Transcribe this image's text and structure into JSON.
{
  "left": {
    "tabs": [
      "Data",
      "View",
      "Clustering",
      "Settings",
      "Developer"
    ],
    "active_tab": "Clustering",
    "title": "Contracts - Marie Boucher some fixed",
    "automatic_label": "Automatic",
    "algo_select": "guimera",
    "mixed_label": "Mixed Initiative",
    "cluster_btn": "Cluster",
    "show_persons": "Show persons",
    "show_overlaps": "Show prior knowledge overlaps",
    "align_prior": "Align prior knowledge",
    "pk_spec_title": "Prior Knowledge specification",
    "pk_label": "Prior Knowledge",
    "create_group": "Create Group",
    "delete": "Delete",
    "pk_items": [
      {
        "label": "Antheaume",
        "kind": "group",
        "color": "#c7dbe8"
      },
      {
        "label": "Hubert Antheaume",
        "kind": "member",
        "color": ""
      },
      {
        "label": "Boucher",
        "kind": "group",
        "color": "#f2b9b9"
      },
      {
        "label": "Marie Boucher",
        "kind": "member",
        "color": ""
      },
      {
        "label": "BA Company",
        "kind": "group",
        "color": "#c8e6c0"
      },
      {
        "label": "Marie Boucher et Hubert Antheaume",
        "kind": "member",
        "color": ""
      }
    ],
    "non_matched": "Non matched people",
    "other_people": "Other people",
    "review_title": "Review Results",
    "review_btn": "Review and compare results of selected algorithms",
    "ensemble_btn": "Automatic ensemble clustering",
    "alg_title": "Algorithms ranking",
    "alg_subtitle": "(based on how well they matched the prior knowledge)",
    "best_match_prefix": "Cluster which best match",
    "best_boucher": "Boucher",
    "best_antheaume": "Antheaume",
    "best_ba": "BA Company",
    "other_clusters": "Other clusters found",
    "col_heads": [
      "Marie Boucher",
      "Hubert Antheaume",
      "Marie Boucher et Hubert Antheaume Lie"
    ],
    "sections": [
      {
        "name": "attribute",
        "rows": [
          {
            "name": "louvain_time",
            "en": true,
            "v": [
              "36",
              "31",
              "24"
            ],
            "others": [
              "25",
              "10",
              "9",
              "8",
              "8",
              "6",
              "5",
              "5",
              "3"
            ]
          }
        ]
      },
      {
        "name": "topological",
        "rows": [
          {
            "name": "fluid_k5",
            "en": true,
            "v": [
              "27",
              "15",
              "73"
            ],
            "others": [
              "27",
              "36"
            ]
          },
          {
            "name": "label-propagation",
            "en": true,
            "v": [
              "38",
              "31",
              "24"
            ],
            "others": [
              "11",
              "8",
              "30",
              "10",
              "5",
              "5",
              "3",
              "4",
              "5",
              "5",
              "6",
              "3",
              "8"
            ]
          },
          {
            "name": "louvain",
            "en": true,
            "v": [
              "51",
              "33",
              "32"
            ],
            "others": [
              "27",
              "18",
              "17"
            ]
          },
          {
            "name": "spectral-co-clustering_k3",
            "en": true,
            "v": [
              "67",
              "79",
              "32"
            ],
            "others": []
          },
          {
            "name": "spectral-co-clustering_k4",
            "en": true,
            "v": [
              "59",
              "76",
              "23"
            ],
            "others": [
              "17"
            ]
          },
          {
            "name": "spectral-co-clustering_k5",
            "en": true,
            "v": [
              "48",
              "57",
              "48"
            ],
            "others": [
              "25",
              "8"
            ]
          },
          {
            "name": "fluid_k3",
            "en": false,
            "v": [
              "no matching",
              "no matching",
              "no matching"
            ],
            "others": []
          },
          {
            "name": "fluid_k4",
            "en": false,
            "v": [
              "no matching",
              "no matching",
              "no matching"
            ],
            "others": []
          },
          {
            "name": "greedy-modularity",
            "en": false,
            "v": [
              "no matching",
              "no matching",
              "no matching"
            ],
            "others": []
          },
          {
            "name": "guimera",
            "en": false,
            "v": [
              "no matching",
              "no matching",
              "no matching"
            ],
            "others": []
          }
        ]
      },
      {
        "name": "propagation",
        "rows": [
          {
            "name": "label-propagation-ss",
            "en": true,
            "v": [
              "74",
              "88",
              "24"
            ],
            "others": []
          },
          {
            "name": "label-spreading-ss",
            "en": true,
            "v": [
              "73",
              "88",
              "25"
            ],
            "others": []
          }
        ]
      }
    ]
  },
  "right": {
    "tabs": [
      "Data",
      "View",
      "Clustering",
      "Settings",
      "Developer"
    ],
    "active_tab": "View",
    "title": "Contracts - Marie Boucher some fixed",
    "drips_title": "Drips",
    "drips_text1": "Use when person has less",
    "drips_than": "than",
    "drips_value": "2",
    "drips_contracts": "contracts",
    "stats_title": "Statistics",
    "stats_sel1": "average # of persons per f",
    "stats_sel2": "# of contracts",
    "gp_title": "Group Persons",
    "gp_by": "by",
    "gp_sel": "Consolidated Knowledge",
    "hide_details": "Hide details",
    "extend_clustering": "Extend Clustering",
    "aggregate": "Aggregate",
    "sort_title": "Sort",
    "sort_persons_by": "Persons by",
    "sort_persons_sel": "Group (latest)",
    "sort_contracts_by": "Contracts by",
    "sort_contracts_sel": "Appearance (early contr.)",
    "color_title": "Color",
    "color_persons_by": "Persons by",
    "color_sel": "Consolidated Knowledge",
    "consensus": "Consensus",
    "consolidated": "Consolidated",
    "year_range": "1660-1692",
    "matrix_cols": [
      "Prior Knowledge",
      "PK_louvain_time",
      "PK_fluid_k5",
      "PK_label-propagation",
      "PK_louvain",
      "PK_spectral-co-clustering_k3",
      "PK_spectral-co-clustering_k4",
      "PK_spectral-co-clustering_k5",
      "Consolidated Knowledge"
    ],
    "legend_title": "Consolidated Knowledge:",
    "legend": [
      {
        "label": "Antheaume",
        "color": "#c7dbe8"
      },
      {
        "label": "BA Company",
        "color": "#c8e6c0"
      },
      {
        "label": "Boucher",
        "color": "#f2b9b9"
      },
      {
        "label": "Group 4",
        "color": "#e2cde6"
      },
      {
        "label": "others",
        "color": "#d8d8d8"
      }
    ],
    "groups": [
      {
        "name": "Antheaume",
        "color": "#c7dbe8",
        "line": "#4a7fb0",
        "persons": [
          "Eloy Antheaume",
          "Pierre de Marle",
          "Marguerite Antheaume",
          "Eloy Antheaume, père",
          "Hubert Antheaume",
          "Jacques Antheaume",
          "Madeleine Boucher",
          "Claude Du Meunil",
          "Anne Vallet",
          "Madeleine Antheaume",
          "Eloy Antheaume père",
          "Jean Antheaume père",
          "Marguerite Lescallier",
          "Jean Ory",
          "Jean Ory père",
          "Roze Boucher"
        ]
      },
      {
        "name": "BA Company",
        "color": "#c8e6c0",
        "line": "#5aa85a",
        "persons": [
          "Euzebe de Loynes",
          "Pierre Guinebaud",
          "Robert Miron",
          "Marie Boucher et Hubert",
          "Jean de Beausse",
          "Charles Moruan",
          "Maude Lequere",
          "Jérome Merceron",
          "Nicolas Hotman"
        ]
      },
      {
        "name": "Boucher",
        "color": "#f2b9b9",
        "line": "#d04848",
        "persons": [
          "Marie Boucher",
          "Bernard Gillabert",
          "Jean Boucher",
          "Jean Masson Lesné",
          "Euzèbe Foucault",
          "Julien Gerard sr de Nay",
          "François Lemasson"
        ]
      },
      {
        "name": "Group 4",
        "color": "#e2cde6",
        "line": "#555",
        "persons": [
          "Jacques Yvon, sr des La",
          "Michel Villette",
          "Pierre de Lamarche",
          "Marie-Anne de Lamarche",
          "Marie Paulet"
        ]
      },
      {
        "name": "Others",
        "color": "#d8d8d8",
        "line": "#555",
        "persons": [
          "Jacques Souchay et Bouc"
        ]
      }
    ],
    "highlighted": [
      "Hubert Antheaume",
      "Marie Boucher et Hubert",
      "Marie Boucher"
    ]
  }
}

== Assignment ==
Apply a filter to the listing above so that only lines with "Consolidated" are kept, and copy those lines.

== Result of this task ==
    "gp_sel": "Consolidated Knowledge",
    "color_sel": "Consolidated Knowledge",
    "consolidated": "Consolidated",
      "Consolidated Knowledge"
    "legend_title": "Consolidated Knowledge:",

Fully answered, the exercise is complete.